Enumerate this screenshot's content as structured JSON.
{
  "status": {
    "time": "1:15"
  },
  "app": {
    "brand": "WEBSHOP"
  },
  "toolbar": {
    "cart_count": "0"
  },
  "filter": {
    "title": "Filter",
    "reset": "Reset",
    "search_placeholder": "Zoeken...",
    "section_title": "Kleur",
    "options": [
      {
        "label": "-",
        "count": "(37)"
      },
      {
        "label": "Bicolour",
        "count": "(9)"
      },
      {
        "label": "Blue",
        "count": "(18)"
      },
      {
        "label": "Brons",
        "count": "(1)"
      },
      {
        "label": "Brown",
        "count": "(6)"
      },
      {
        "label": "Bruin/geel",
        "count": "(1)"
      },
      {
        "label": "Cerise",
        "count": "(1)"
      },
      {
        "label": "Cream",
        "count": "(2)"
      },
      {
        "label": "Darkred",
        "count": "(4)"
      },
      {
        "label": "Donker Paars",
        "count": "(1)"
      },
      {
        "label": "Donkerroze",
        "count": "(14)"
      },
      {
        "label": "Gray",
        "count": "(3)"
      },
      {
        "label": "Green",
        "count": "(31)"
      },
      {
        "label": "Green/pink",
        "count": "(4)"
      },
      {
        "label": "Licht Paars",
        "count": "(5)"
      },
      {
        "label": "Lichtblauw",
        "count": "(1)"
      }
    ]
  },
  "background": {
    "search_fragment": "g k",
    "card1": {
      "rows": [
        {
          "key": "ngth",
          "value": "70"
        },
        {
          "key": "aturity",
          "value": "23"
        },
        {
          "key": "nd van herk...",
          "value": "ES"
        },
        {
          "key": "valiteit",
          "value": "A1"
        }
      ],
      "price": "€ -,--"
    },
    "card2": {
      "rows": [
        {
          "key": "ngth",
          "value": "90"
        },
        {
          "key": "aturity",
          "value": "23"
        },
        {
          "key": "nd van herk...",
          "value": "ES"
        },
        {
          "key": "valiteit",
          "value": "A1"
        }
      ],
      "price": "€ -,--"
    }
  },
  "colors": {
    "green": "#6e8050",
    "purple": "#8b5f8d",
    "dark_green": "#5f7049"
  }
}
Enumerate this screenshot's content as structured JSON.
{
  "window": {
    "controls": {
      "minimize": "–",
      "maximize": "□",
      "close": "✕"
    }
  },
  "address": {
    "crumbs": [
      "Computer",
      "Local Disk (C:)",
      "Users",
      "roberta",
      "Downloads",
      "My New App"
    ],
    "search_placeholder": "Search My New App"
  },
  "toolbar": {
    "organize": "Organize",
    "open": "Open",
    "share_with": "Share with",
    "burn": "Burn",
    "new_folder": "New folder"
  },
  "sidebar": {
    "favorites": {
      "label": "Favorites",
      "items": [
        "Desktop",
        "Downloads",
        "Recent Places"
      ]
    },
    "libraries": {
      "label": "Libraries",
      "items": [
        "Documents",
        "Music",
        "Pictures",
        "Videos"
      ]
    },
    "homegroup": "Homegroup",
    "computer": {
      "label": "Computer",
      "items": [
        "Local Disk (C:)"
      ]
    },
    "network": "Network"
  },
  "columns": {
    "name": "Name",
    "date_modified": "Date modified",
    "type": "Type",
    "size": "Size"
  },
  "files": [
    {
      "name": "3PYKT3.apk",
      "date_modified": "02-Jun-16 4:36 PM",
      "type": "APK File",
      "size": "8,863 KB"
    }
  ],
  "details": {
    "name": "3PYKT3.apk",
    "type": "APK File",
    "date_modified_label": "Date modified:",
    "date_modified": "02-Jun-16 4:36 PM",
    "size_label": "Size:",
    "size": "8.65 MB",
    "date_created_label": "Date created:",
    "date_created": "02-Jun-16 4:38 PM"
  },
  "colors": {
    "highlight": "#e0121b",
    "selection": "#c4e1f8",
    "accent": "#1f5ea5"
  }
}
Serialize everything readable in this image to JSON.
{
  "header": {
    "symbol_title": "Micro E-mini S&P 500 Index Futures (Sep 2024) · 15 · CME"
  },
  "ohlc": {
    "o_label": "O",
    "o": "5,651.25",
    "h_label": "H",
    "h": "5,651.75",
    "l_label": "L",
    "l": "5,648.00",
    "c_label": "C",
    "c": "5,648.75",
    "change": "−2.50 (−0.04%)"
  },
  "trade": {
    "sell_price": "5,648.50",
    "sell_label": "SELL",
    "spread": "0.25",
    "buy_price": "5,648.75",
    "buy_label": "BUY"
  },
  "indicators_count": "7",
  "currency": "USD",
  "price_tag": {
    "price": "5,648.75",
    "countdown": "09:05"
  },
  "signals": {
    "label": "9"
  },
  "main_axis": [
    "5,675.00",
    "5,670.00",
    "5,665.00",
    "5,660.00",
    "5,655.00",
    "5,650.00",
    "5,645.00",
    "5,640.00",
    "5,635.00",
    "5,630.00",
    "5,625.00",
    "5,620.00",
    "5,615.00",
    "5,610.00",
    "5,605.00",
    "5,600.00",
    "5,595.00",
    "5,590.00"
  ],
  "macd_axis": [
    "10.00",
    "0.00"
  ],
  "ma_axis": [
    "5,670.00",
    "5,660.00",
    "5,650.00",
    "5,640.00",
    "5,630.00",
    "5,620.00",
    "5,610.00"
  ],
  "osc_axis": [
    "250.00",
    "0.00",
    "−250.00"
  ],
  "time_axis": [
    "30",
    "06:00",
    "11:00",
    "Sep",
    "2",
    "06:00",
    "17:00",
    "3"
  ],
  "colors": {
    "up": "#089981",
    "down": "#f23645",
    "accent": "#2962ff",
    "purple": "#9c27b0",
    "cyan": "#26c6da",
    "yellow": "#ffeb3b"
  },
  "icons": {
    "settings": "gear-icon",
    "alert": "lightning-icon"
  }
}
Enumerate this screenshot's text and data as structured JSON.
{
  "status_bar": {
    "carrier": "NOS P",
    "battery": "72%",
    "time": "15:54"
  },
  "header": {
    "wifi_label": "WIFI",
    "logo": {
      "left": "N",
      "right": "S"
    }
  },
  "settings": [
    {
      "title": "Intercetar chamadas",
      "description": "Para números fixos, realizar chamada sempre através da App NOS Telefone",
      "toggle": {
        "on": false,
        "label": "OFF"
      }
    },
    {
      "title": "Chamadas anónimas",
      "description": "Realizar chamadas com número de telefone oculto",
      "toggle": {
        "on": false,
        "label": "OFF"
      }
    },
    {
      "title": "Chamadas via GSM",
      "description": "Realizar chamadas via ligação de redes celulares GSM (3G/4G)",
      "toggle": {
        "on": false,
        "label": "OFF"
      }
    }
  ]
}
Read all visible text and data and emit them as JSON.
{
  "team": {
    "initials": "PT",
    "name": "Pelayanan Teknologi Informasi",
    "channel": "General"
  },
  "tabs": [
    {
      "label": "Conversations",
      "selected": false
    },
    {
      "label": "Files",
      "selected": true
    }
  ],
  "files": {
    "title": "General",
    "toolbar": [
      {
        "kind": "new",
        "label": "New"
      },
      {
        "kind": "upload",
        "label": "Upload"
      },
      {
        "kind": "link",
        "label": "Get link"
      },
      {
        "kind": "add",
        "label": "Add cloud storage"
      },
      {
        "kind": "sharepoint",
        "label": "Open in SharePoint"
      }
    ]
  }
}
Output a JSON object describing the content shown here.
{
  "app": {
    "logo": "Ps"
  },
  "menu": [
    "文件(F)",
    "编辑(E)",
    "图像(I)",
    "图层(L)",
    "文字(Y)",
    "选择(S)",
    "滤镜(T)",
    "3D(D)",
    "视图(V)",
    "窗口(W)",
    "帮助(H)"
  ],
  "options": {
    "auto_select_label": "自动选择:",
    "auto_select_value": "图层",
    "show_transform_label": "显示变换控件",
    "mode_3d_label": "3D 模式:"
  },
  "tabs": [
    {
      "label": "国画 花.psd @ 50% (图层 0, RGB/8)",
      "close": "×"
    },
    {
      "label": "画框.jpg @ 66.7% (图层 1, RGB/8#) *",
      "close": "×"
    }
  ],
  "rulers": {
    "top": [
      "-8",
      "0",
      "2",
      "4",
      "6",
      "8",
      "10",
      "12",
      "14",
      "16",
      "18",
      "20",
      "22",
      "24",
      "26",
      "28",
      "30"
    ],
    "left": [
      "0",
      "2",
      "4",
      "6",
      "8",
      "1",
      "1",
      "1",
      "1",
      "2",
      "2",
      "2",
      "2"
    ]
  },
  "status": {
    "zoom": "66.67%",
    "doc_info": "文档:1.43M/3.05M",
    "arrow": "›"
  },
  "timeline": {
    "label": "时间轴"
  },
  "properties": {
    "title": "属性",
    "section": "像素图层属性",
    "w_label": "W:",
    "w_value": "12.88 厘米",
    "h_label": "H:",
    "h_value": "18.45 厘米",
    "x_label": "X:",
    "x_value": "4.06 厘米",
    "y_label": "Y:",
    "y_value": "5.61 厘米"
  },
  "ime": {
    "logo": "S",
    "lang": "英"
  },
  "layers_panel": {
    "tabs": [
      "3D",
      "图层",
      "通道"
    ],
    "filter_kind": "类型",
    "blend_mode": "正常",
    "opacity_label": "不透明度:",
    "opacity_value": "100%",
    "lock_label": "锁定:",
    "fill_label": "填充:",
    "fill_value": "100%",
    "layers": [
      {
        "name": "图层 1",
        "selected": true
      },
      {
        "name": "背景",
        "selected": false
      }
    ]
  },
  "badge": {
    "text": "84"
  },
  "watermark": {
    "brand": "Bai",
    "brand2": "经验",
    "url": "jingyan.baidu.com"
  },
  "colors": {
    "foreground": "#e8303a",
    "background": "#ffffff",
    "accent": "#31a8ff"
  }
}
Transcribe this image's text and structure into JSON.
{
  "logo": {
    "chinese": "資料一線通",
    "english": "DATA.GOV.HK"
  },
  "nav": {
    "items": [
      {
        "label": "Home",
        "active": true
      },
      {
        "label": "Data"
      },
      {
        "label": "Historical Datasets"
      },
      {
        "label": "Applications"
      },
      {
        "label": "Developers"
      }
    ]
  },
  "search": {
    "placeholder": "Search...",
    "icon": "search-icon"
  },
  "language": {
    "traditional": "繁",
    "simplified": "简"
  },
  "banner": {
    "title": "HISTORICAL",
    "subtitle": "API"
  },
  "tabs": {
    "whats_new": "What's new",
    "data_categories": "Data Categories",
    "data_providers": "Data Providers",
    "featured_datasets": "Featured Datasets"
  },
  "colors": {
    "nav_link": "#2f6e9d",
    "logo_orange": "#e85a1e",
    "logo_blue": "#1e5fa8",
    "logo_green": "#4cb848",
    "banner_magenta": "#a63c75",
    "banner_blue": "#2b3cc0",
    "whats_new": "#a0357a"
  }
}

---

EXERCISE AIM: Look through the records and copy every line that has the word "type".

TASK OUTPUT:
    "type": "Type",
      "type": "APK File",
    "type": "APK File",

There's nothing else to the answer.